    Composition of the Double Irish Chain

    The Double Irish Chain quilt, a variation of the Irish Chain quilt, contains blocks that are laid out on the diagonal in a checkerboard pattern with small patches made of two blocks each at all four corners. The pattern is formed by two different blocks pieced together to form a secondary design, unlike typical quilt patterns that rely on the single block design. It is extremely helpful to find a pattern for the quilt to help you visualize the complexity of the cutting and piecing involved.

    Recommended Color and Size

    With this design you must put thoughtful consideration into the color scheme you will use. Sherry Cerny Ogden in her book, "Irish Chain Quilts," recommends using a light, a medium and a dark fabric in complementary colors for a Double Irish Chain quilt. The dimensions of the quilt determine how much fabric you'll need to buy -- from a baby quilt measuring 62 inches by 62 inches, all the way up to a king-size of 106 inches by 106 inches.

    The Cutting Process

    Cut the pieces after you determine the colors. Ogden's book contains a cutting chart for all five sizes of quilts. Baby quilts require 15 blocks, twin quilts need 45 blocks, double quilts need 63 blocks, queen quilts need 63 blocks and king-sized quilts need 81 blocks. If you use a light, medium and dark color for your fabric, the size of the blocks depends on the size of the quilt. For example, for a double-sized quilt you would cut eighteen 2 1/2-inch-wide strips.

    Piecing and Quilting

    Sew the strips together to make the pattern. Ogden recommends sewing five strips together at a time, by color. For example, for row one, sew a medium strip, dark strip, light strip, dark strip and a medium strip. The remaining rows alternate colors to culminate in the final design. Sew the border onto the piece after the strips have been sewn together. Assemble the quilt layers -- the pieced top, batting and backing -- and secure them in a quilting frame that allows you to sew through all three layers, which is also how you quilt the piece.

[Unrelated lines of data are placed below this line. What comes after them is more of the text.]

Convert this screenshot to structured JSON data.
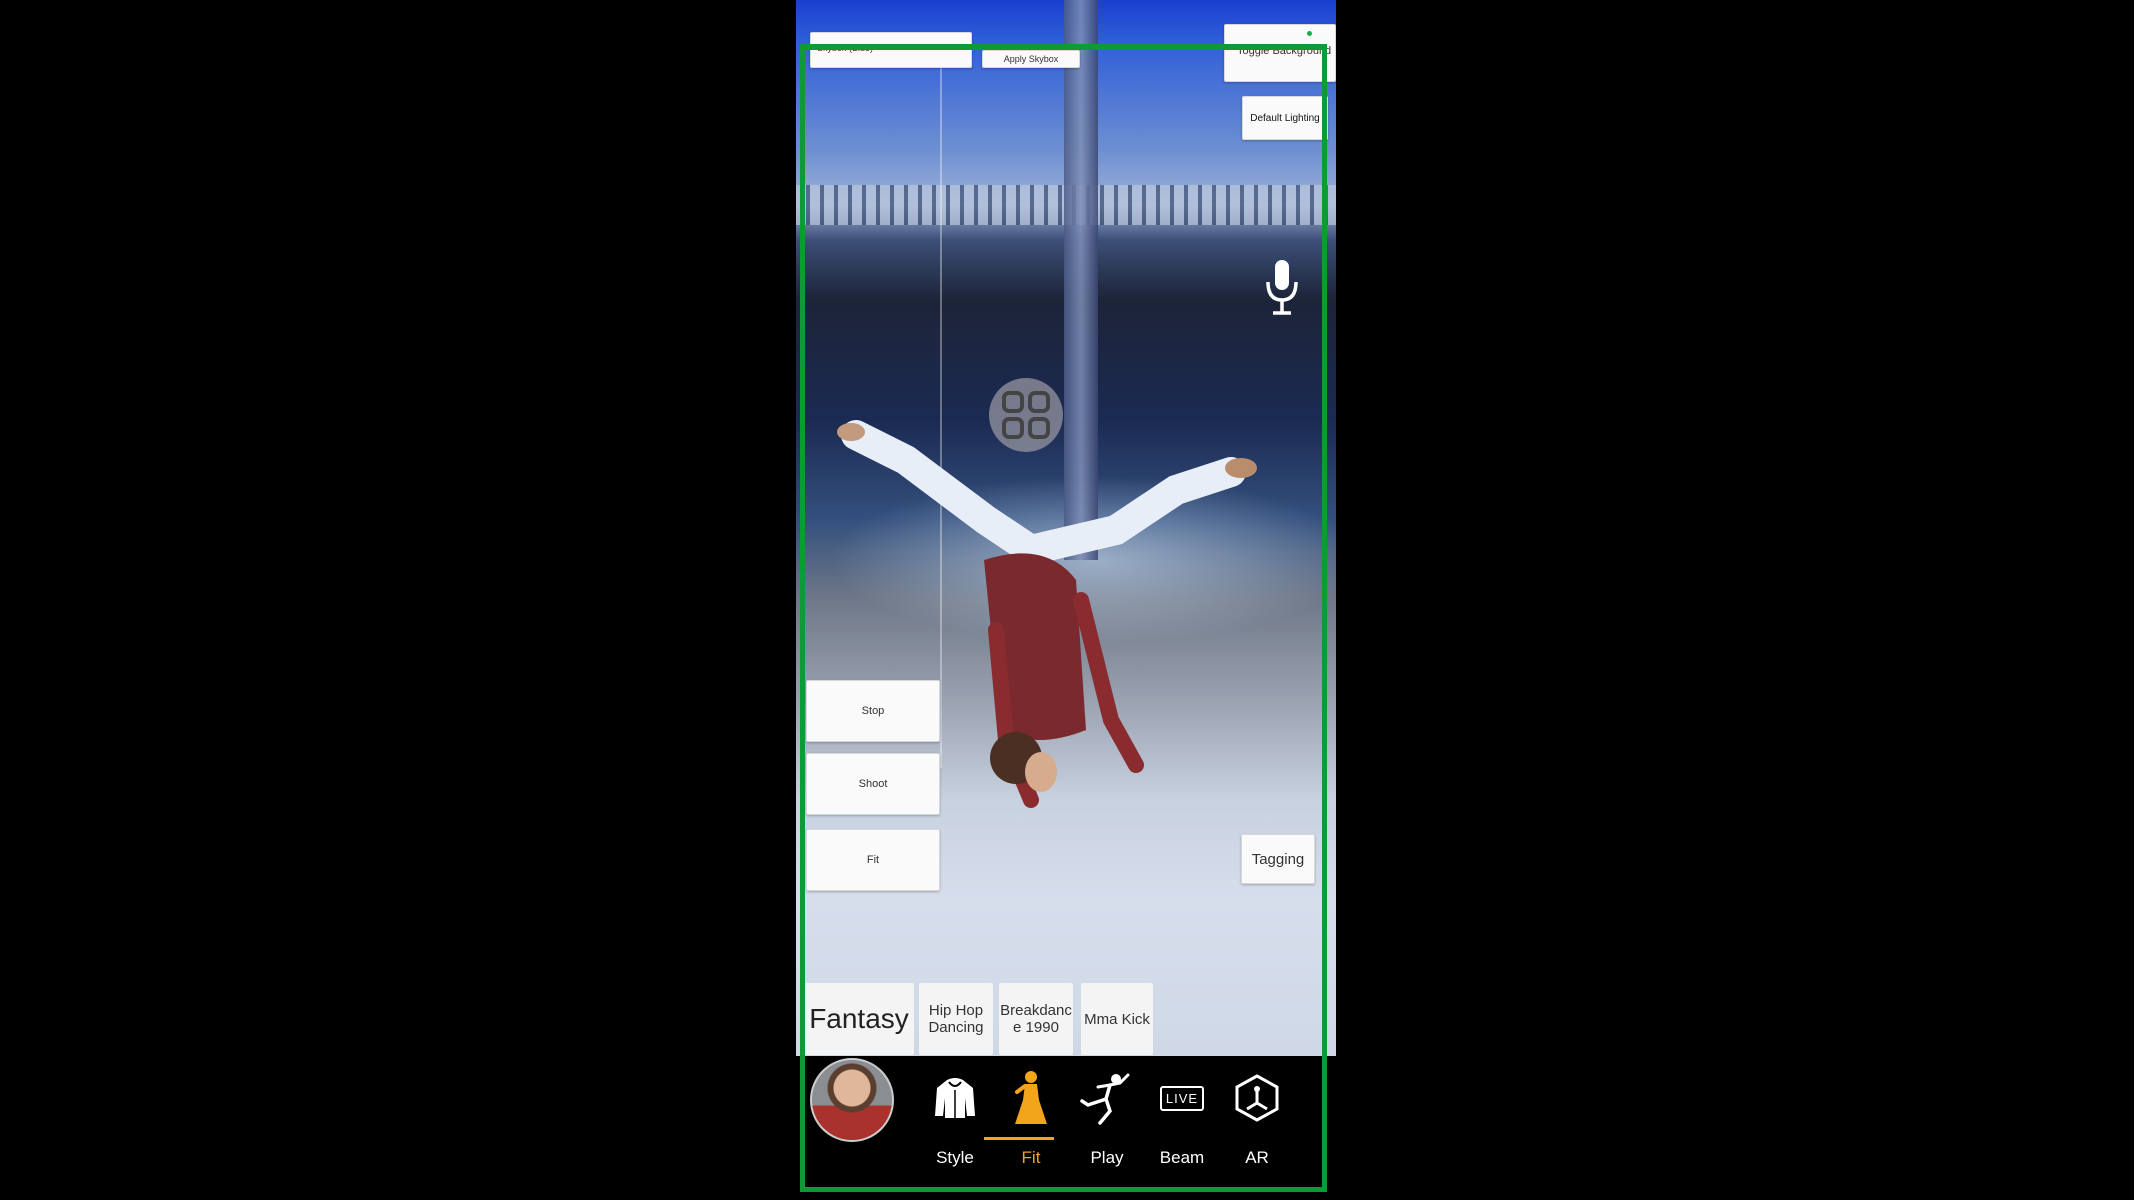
{
  "top_bar": {
    "dropdown_text": "Skybox (Blue)",
    "apply_skybox_label": "Apply Skybox",
    "toggle_background_label": "Toggle Background",
    "default_lighting_label": "Default Lighting"
  },
  "side_buttons": {
    "stop_label": "Stop",
    "shoot_label": "Shoot",
    "fit_label": "Fit",
    "tagging_label": "Tagging"
  },
  "categories": {
    "selected": "Fantasy",
    "items": [
      "Hip Hop Dancing",
      "Breakdance 1990",
      "Mma Kick"
    ]
  },
  "tabs": [
    {
      "label": "Style",
      "icon": "hoodie-icon"
    },
    {
      "label": "Fit",
      "icon": "fit-figure-icon",
      "active": true
    },
    {
      "label": "Play",
      "icon": "dancer-icon"
    },
    {
      "label": "Beam",
      "icon": "live-icon"
    },
    {
      "label": "AR",
      "icon": "ar-cube-icon"
    }
  ],
  "icons": {
    "mic": "microphone-icon",
    "menu": "grid-menu-icon"
  },
  "live_badge": "LIVE",
  "colors": {
    "frame": "#0f9a37",
    "active_tab": "#f2a41a"
  }
}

The stitching on the top can outline the seams in the squares, or can be a free-form or template design of your choosing.

    References